Step 8: The Turrets
Every Tank, military vehicle, Amtrak, etc. needs a gun or two. The Young Marines wanted guns up front that looked like a 50 cal. , made noise, but didn't shoot anyone. I went with paintball guns. The gun we used was called a Tippman and the model was a 98 custom, or the Army version called a Carver One. It is the same weapon, the army one was just cheaper with the electronic trigger. I had to tear the Army sticker off as this is a Marines float
Both front turrets were electronic triggered to full auto. The air line connection to the gun was quick connect mounted with a remote coil. Each gun was then run off a 10 and 15 pound tank respectively. That would give each gun an average of 10,000 plus shots, more than enough for a parade or two.
The guns were modified with copper tubing for the barrel, a custom shroud, Steel plate guards, etc. But we also wanted to ensure no one could put something in the barrel and fire it at the parade crowd close up. The copper barrel had holes drilled into it and nails put through it to shred a paintball if it was put in. I have access to rubber paintballs as well so one of those was put in the end of the barrel to see what pressure was left. It made it 25 feet. I can live with that. the loading port was then sealed with part of a valve I took off the remote coils and screwed into place so nothing could be loaded. If the float is sometime put into storage, the modifications of the guns could be taken off and they would function normally again.
The guns were then mounted onto the float with the metal brackets shown in the pictures. They could be removed by removing one zip tie and loosening the clamp on the bracket ( the clamp was part of a 9 inch guard for a metabo grinder)
They don't look like any gun in particular, but they look close enough to a machine gun that the effect definitely works. They also sound pretty wicked when in full auto. I think they came out pretty well.

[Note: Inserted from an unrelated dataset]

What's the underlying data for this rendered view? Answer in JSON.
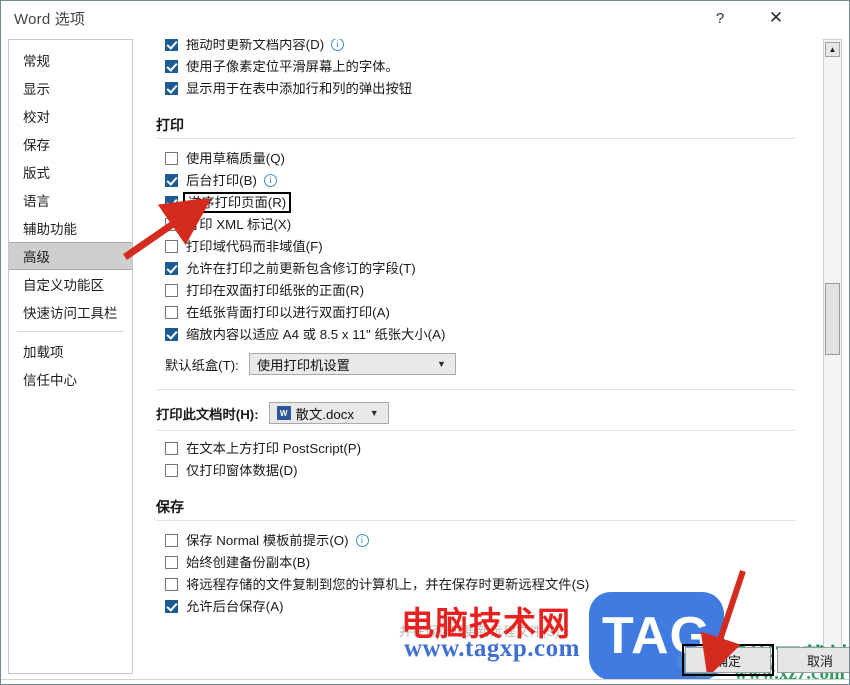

We also had another kind of gun on the float, a water gun. I built two metal shrouds (with the help of a few machines at work) for the back to put the guns through, and cut two 55 gallon drums down to put water in. We then used the stream machine water guns which you pull back the handle to suck water up, and push it back in to fire. You can get someone in the crowd wet from 30 feet out. Not bad for a little squirt gun.
Step 9: Devil in the Details.
Adding detail to the float is what makes it look like an amtrak vs a plywood box. The details came from the turrets, antennas, grab bars, handles, cog detail painting, tread paint, lights, etc. Below are some pictures of what I did.
The lights on the back of the trailer had to be rewired to be functional with the vehicle pulling.
The lights on the front were LED closet style lights we mounted to look a little better with a metal shroud surrounding.
1" wood dowel rods were used for the poles on the top
Fiberglass rods you put at the end of your drive in winter used for antennas
Paint can lid with handle attached for the fake hatch handle
Cog wheels surface painted to look like they are more than wood
Step 10: Finishing Up
As much as I liked the finished product, I don't think I would build another one. It took way too much blood, sweat, and tears to complete this one. It did look sweet rolling down main street in the parade though.
Thanks for looking and hope you enjoyed the pictures.
Here is a video of the guns in action and a slide show of the build. The video was completed prior to all the paint peeling off. The repaint job and the final details are not in the video. The lady in red in the video was the Young Marine Chaplain who commissioned the project, and the blond haired lady laughing after firing the gun is my wife.
Enjoy the day and God Bless